(Data entries)
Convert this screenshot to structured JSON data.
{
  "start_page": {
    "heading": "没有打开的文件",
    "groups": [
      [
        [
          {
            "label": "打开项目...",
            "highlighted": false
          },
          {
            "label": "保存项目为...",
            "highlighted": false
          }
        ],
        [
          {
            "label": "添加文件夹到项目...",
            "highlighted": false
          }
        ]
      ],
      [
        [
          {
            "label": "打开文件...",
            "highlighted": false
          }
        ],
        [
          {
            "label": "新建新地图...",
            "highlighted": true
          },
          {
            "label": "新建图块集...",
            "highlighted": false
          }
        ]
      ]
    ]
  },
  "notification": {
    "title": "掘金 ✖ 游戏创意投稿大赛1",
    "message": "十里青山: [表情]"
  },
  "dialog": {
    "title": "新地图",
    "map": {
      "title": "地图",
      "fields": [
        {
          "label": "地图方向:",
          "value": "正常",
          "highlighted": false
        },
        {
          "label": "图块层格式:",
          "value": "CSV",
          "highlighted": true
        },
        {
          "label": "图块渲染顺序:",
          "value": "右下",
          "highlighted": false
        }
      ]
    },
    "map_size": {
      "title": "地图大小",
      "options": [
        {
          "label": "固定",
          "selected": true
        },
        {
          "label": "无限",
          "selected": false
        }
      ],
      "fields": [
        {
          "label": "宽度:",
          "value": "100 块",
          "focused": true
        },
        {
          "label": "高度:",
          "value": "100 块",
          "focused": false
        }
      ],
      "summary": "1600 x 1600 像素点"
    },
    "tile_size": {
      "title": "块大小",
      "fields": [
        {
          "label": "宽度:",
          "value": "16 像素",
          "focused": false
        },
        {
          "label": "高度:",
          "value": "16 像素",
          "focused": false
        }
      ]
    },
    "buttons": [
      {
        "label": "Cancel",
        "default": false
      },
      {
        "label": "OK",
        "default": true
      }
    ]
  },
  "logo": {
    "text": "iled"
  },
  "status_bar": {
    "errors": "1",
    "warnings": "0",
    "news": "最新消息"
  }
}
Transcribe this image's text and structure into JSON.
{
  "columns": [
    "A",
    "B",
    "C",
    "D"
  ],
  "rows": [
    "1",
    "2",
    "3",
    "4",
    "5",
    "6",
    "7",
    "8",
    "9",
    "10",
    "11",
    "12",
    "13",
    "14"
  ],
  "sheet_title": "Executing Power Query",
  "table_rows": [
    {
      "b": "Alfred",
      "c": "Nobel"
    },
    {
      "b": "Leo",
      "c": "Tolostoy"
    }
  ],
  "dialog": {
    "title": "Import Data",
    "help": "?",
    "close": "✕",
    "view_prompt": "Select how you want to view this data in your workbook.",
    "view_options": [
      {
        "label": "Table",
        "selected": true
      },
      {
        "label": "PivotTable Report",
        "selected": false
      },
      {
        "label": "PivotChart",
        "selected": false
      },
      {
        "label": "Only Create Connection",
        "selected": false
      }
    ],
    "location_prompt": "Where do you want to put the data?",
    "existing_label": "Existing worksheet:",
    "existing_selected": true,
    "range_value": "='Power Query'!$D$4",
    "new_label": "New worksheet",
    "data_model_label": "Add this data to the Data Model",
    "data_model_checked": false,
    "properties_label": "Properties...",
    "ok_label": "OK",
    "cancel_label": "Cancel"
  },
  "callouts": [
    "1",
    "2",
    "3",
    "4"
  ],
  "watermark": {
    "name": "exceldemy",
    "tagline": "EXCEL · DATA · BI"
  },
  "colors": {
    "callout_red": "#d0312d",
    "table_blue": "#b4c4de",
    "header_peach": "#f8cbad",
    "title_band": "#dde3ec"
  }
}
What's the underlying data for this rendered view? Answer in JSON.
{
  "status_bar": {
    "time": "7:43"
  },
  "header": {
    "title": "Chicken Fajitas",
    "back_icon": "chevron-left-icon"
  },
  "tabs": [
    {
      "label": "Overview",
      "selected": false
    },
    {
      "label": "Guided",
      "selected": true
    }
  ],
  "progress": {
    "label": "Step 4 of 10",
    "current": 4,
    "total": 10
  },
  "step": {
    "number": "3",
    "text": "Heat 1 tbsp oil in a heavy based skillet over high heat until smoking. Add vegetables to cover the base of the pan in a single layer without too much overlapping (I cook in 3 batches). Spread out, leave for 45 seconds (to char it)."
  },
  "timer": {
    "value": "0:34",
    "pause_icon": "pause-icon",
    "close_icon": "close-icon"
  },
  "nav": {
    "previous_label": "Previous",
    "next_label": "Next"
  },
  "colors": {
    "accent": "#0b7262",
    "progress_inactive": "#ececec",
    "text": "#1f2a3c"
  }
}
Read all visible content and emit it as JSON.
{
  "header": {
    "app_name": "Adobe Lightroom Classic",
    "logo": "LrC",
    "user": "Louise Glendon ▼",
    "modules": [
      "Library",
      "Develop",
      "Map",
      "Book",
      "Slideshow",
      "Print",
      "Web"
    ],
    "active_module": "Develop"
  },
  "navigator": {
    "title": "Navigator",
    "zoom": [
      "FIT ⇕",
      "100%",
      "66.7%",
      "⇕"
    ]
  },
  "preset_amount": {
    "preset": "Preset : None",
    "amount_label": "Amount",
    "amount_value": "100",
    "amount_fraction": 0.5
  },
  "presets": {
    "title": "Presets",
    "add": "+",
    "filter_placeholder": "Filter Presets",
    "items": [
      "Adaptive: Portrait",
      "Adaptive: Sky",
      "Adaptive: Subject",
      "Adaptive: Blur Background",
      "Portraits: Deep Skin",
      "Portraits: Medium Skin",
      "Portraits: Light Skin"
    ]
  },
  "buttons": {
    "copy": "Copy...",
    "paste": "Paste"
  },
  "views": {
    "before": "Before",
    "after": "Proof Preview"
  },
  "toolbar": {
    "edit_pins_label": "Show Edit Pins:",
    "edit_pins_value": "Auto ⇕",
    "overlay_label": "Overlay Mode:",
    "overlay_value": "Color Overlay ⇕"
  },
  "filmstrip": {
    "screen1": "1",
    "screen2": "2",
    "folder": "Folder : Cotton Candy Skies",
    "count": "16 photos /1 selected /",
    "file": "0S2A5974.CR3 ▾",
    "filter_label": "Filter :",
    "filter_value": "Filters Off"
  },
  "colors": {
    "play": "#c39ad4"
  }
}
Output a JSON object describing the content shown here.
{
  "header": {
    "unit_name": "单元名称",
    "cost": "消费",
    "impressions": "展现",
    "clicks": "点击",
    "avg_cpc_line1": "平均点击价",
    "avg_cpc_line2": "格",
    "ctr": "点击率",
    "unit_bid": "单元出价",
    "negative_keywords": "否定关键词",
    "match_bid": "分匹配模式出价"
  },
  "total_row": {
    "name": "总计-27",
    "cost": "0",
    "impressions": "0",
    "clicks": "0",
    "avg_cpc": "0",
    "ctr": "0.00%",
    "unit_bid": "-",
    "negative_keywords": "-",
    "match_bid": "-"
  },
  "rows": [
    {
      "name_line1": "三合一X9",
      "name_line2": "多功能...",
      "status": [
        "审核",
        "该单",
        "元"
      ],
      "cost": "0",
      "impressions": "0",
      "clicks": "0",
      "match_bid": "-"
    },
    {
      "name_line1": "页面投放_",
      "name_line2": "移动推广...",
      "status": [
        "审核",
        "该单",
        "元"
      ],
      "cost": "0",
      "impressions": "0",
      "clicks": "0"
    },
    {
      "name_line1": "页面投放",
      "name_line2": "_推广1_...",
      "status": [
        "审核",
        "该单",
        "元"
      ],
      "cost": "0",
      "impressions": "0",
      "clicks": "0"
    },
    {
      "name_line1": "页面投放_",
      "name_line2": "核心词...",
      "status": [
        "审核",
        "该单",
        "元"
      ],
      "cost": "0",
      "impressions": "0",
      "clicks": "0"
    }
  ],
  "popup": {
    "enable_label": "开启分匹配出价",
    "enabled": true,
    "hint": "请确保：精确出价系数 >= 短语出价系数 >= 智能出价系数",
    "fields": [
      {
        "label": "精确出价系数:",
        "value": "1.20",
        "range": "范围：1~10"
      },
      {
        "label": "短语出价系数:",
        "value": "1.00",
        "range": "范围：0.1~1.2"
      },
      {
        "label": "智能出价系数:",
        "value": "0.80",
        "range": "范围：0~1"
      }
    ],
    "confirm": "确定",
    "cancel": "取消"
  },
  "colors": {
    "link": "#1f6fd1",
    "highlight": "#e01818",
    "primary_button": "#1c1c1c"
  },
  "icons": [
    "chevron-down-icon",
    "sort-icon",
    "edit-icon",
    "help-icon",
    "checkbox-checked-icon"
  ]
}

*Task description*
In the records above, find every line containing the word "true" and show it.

*Answer space*
            "highlighted": true
          "highlighted": true
          "selected": true
          "focused": true
        "default": true
        "selected": true
    "existing_selected": true,
      "selected": true
    "enabled": true,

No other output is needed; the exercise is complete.